News sources have reported that Kratz, who weighed 450 pounds when the military vehicle manufacturer hired him, gained 200 pounds over the 16 years he was employed. He claims that his weight never interfered with his job performance for which he received high ratings. Still, about two years ago, Kratz reported for an overtime shift and was told he was too heavy to continue performing the work. He claims that the company refused his offer to take a demotion. While he has apparently been unable to find another job, he has dropped more than 300 pounds through surgery and a diet and exercise program.  

An EEOC attorney reportedly said that Kratz was instructed to wear a seatbelt that did not fit when he drove a forklift. He apparently never received the extender he requested and was fired two weeks later. The Arlington, Virginiabased company issued a statement indicating that it “believes it acted lawfully in this matter and given that the issue is the subject of pending litigation it would not be appropriate to comment further.
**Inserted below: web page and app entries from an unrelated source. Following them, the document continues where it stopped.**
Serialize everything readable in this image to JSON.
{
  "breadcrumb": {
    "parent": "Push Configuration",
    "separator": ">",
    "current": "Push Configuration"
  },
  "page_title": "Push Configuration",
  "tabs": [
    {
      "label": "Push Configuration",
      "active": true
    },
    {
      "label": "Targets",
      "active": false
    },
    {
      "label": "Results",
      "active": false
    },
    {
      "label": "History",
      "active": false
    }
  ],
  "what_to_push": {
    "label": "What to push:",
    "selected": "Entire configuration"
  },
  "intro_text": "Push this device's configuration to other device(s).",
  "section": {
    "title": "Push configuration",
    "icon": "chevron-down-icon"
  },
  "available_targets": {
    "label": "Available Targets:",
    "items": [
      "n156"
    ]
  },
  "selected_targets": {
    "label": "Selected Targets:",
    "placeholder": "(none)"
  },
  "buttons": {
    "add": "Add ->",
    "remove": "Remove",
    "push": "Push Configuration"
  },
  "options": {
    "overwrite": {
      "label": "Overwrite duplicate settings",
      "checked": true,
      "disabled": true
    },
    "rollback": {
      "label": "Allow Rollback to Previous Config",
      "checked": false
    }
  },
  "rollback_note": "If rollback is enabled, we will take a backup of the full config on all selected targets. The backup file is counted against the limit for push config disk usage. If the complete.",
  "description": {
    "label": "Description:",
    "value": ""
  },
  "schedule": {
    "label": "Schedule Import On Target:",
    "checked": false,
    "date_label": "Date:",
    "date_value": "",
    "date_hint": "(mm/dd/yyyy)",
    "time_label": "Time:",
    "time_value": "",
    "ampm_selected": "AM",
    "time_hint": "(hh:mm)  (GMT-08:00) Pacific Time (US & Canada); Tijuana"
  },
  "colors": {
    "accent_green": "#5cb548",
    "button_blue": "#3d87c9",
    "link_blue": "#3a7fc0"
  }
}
BAE Systems takes pride in the diversity of the company and in supporting employees with disabilities.” EEOC seeks injunctive relief and remedies to make Kratz whole, such as back pay, reinstatement, pecuniary losses, damages for emotional pain and suffering, and punitive damages.